The amount Australians owe on their mortgages has notched up its fastest annual growth for three and half years.
The figures add weight to the comment by the RBA in its Financial Stability Review last week that housing credit has become “unbalanced”.
And they will encourage calls for the RBA to use “macroprudential” tools – rules and regulations – rather than just interest rates to rein in lending and prevent a dangerous boom/bust cycle in the housing market.
Housing debt rose by $7.7 billion or 0.6 per cent, between July and August.
That lifted annual growth from 6.5 per cent to 6.7 per cent, its fastest rise since early 2011.
Loans to home buyers rose 0.4 per cent, or $3.7 billion, to $918.8 billion.
But the value of debts owed by housing investors surged at twice that rate in August, lifting by 0.8 per cent, or $3.7 billion, to $417.1 billion.
The rise in the six months to August, 9.9 per cent on an annualised basis, was the fastest since 2007 before the global crisis bit into banks’ ability to lend.
If growth continues at its August pace, total housing credit will rise by another $113 billion to reach $1.5 trillion around October next year.

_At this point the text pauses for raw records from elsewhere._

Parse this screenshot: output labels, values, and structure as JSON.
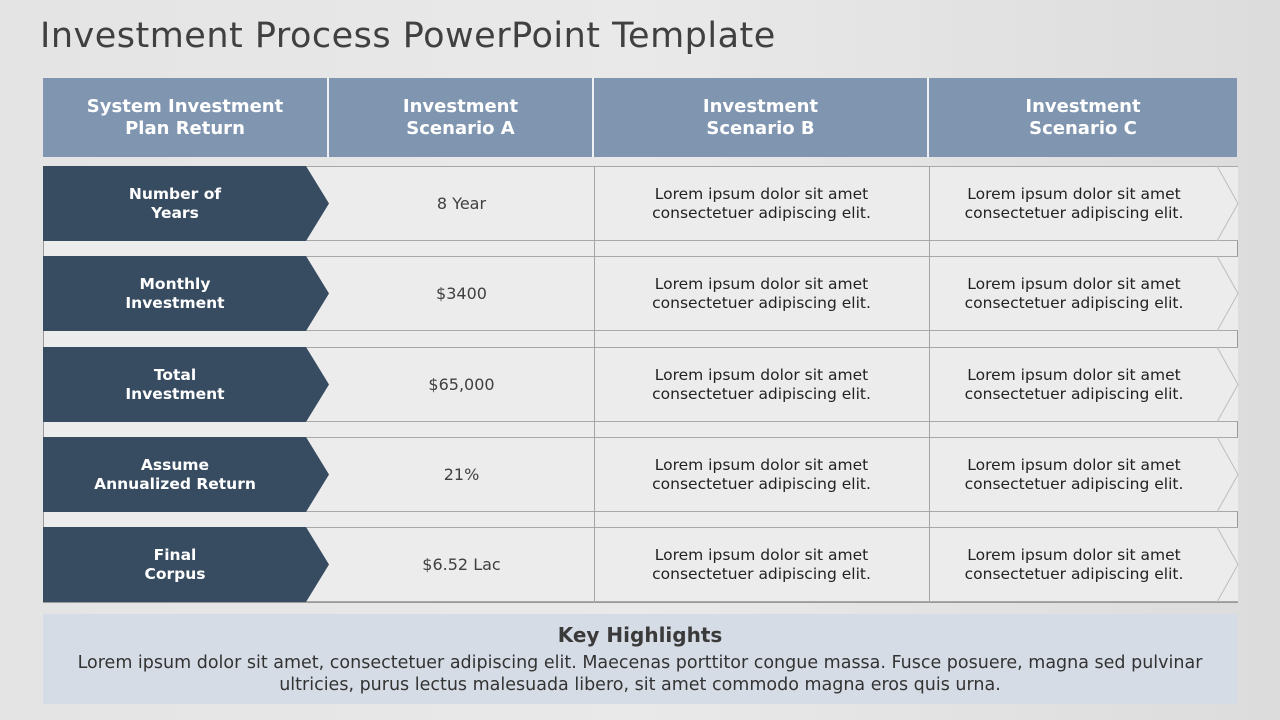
{
  "title": "Investment Process PowerPoint Template",
  "colors": {
    "header_bg": "#8096b0",
    "label_bg": "#374b61",
    "cell_bg": "#ececec",
    "highlights_bg": "#d6dce5"
  },
  "table": {
    "headers": [
      "System Investment\nPlan Return",
      "Investment\nScenario A",
      "Investment\nScenario B",
      "Investment\nScenario C"
    ],
    "rows": [
      {
        "label": "Number of\nYears",
        "scenario_a": "8 Year",
        "scenario_b": "Lorem ipsum dolor sit amet\nconsectetuer adipiscing elit.",
        "scenario_c": "Lorem ipsum dolor sit amet\nconsectetuer adipiscing elit."
      },
      {
        "label": "Monthly\nInvestment",
        "scenario_a": "$3400",
        "scenario_b": "Lorem ipsum dolor sit amet\nconsectetuer adipiscing elit.",
        "scenario_c": "Lorem ipsum dolor sit amet\nconsectetuer adipiscing elit."
      },
      {
        "label": "Total\nInvestment",
        "scenario_a": "$65,000",
        "scenario_b": "Lorem ipsum dolor sit amet\nconsectetuer adipiscing elit.",
        "scenario_c": "Lorem ipsum dolor sit amet\nconsectetuer adipiscing elit."
      },
      {
        "label": "Assume\nAnnualized Return",
        "scenario_a": "21%",
        "scenario_b": "Lorem ipsum dolor sit amet\nconsectetuer adipiscing elit.",
        "scenario_c": "Lorem ipsum dolor sit amet\nconsectetuer adipiscing elit."
      },
      {
        "label": "Final\nCorpus",
        "scenario_a": "$6.52 Lac",
        "scenario_b": "Lorem ipsum dolor sit amet\nconsectetuer adipiscing elit.",
        "scenario_c": "Lorem ipsum dolor sit amet\nconsectetuer adipiscing elit."
      }
    ]
  },
  "highlights": {
    "title": "Key Highlights",
    "text": "Lorem ipsum dolor sit amet, consectetuer adipiscing elit. Maecenas porttitor congue massa. Fusce posuere, magna sed pulvinar ultricies, purus lectus malesuada libero, sit amet commodo magna eros quis urna."
  }
}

The figures from the RBA on Tuesday don’t include cross-border lending, such as loans made by the offshore branches of Australian banks to buy properties in Australia.
Other measures of credit in the RBA’s figures were more subdued.
Credit to businesses, aside from residential property loans, was unchanged in August with annual growth of 3.2 per cent barely beating consumer prices.
And other lending to households, which includes loans to buy shares as well as traditional consumer spending, was up only 0.2 per cent, with annual growth at 1.1 per cent.